RC: Which TV show is your guilty pleasure?
TB: Right now? Homeland, Billions and a family favorite is Modern Family. Also, Seinfeld.
RC: What is your favorite episode?
TB: The Marine Biologist episode has got to be my favorite.
RC: What was your first job and what did you learn from it?
TB: I was a camp counselor. I learnt that I hated kids and spent all the money I earned on beer.
RC: What was your most memorable job?
TB: Working for the mayor of New York. It was both terrifying and stressful but it was an incredible learning experience.
RC: What drew you to Peppercomm?
TB: Honestly, I needed a career change from working for the Government. It was a great time to get into PR because of the economic climate and Peppercomm was offering something different with an entrepreneurial spirit and a clear positive work culture. I took the risk and it payed off.
RC: What’s an activity you do in your spare time?
TB: When I’m not playing parent taxi, Hockey, hockey and hockey. Whether it is being played, watched or attended, my family and I are crazy for it. It is something the whole family is keen on. Other than that, I enjoy fishing and have a huge interest in airplanes.
RC: What are your teams?
TB: The NY Rangers and University of Vermont.

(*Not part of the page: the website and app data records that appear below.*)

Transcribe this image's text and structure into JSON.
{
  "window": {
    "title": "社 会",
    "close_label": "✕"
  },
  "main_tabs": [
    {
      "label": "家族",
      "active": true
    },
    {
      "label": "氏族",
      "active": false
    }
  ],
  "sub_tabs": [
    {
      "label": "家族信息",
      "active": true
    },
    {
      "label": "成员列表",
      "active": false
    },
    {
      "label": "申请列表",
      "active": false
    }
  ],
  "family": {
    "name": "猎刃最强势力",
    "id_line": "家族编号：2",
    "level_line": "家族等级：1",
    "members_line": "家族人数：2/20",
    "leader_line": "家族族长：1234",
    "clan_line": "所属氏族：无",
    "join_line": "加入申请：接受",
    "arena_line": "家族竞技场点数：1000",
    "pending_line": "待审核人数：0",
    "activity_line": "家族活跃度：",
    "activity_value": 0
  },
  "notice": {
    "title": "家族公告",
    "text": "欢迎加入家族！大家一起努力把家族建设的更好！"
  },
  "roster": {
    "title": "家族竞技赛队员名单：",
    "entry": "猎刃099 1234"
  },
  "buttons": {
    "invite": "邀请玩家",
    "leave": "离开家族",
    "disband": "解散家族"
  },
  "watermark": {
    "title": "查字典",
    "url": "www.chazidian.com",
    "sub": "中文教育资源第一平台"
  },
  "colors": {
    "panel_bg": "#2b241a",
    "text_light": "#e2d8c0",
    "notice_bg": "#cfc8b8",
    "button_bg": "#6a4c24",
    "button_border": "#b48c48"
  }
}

RC: If you could do PR for any client, who would it be?
TB: I would love access to a presidential candidate or a sports team like the New York Rangers.
RC: Do you have a piece of advice you live by?
TB: I have two: Trust building with clients and in your job is crucial, and never stop building your network and learning. These two things go hand in hand. Oh and I am also a big believer in the theory behind karma.
RC: What is Your Definition of Success?
TB: To do a job where you feel like you’re making a difference and knowing that people value your work.